If I had to complain about something, aside from the story details mentioned earlier, it’d probably be the game’s love for flickering screens – another effect added for the sake of immersion that on one occasion managed to give me a headache, even though I’m not particularly susceptible to such reactions. There’s also the issue of whether I’d willing to recommend for everyone to read this VN and to whom it could be most appealing. It’s obviously a very personal project, but for people who have no reason to care about that its main value will lay either in nostalgia or in the compelling and informative nature of its commentary parts. The love for VNs in it is so visible and well-articulated that I was tempted to push it as a good introduction to the history of visual novels, but the unsettling parts of the protagonist’s lifestyle and the sheer association between VNs and waifu-obsessed shut-ins make it way less viable in that role.
In the end, Digital Seclusion is a game by Zalor and for Zalor – or to be less meme’y, a personal journal of sorts that will appeal to likeminded VN fans above anyone else. Niche by design, but also so competently put together that if you have even minimal interest in the period it tackles, you should find some enjoyment in it. And as I think everyone that might end up reading this article has at least some affection for VNs… Give Digital Seclusion a try. It’ll be 1,5-2 hours well spent.
Plk Lesiak's Score
+ Extremely atmospheric
+ Thematic and well-crafted visual assets
+ Great use of sampled music and visuals

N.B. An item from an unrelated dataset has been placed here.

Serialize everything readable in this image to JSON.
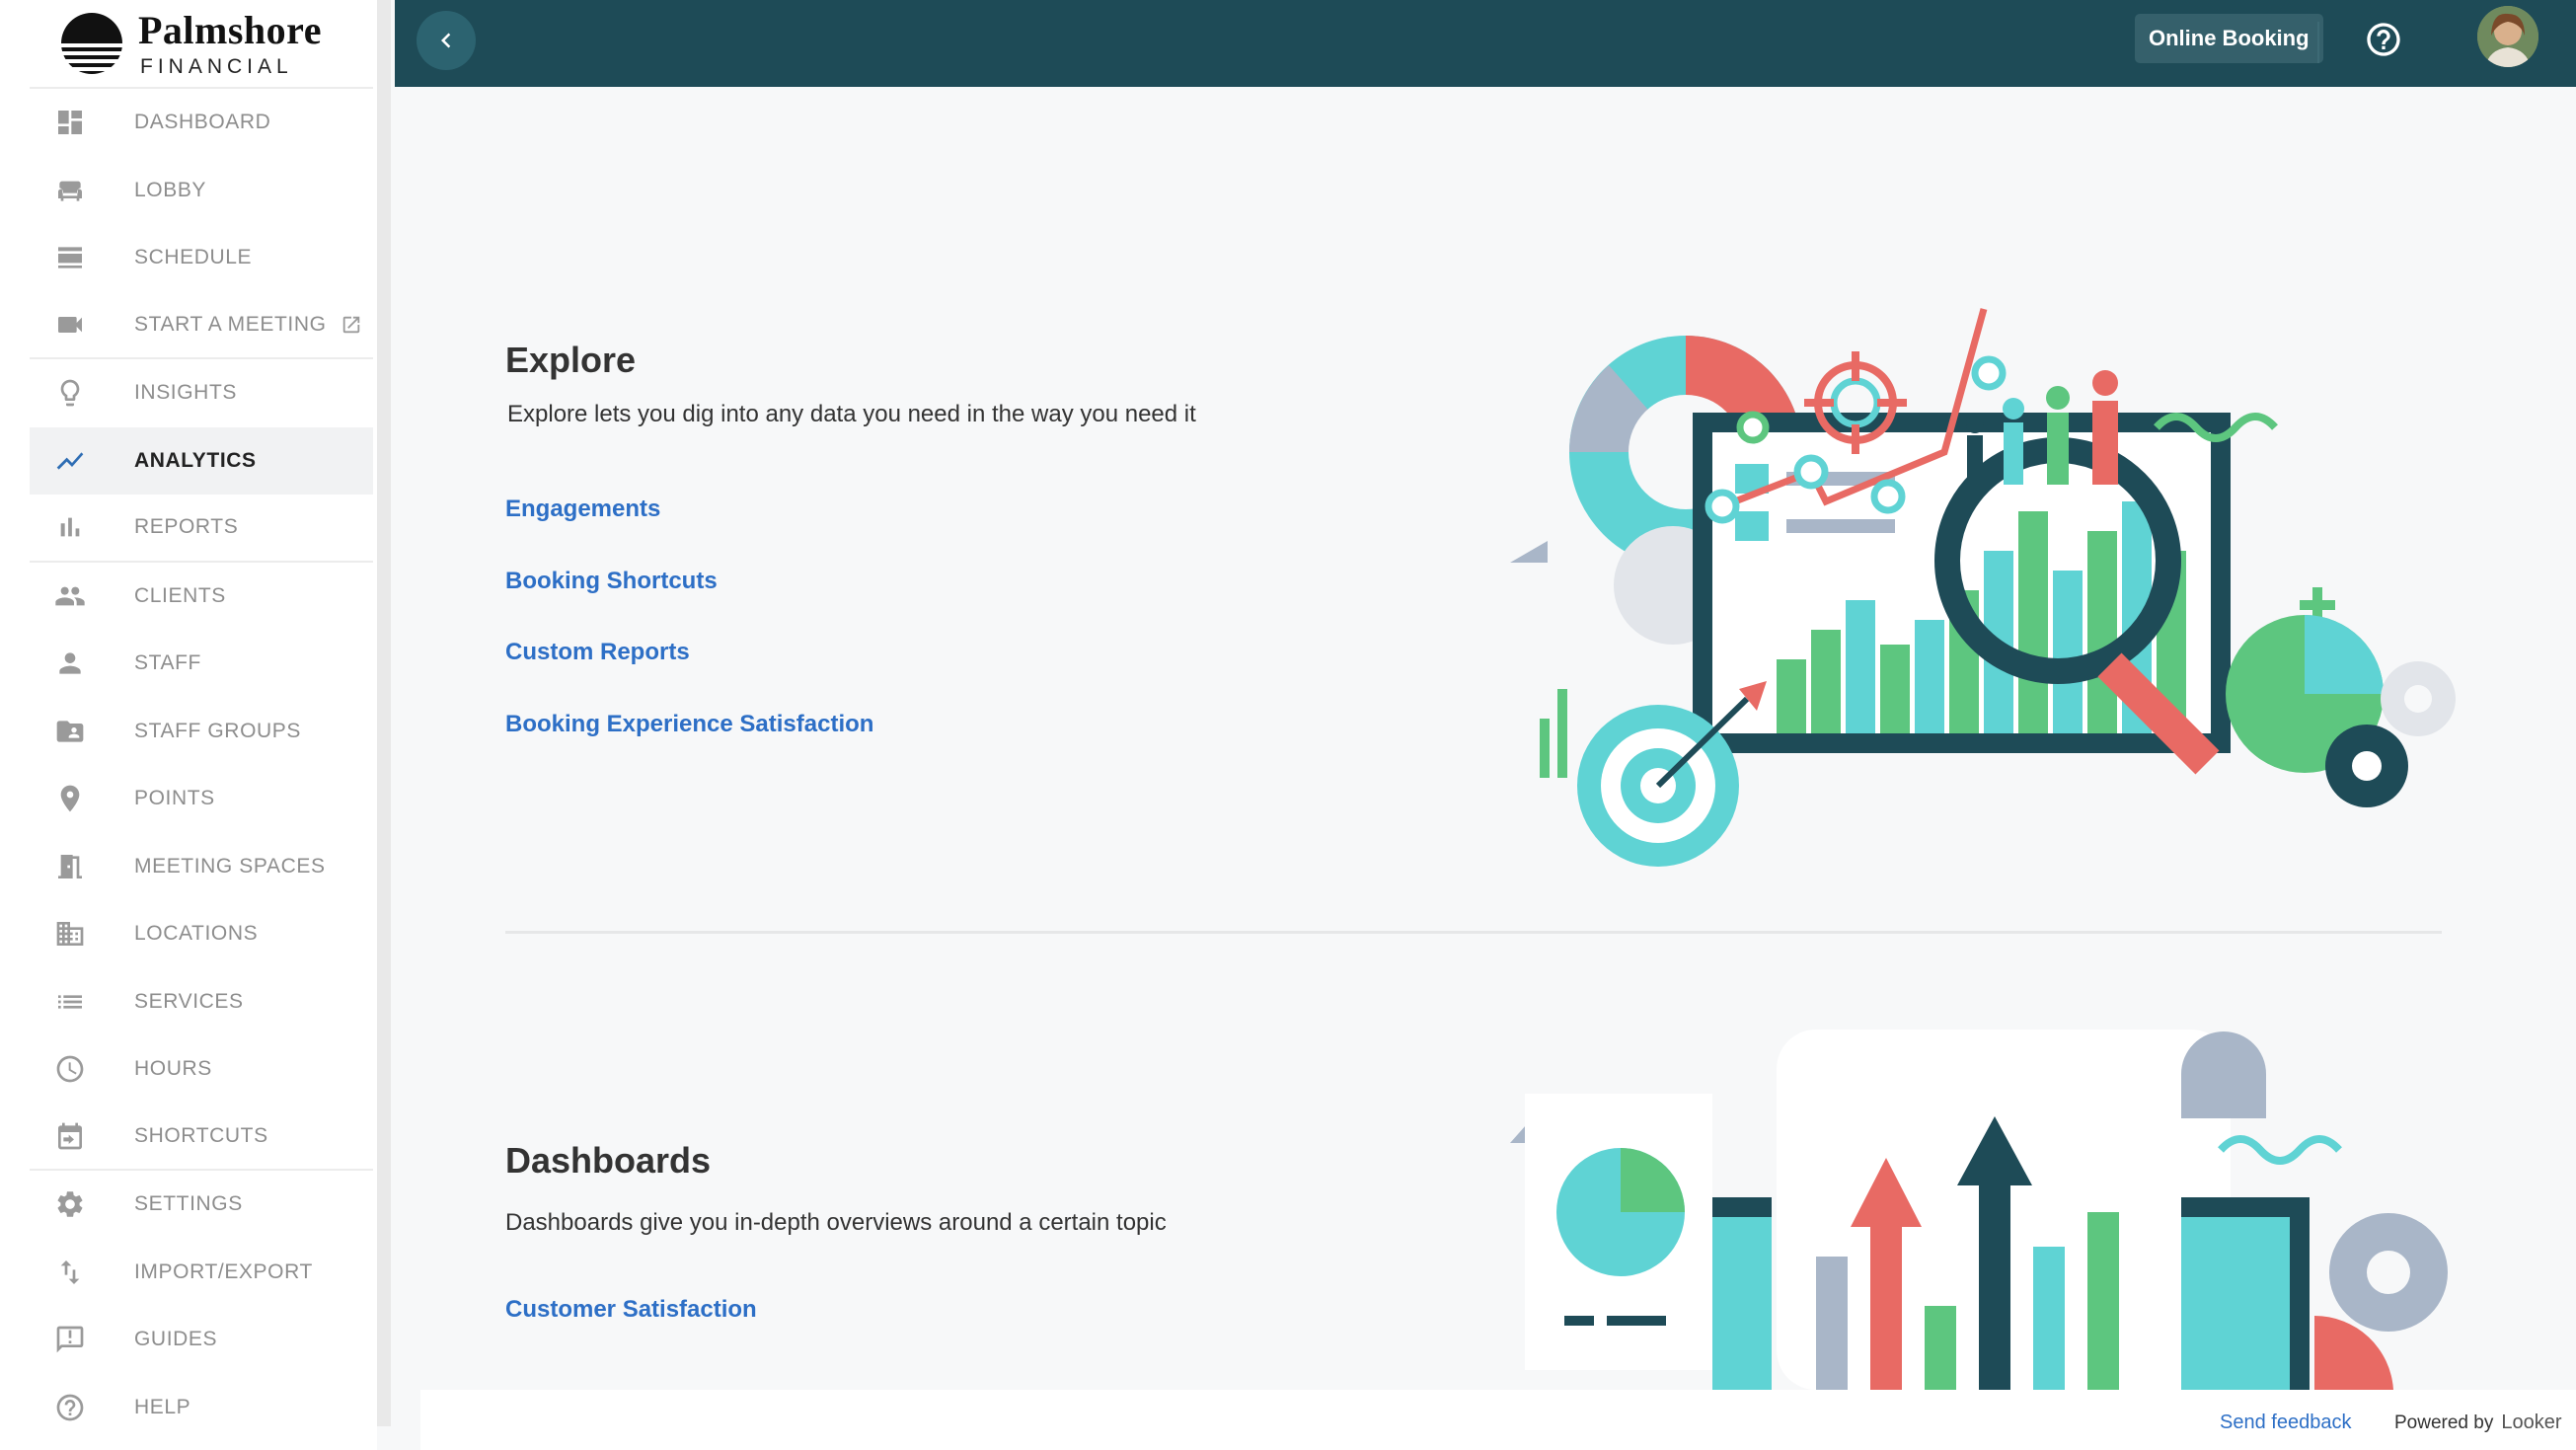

+ A convincing love letter to classic VNs and the medium as a whole
- Very light on actual story
- Rather weak/uninspired ending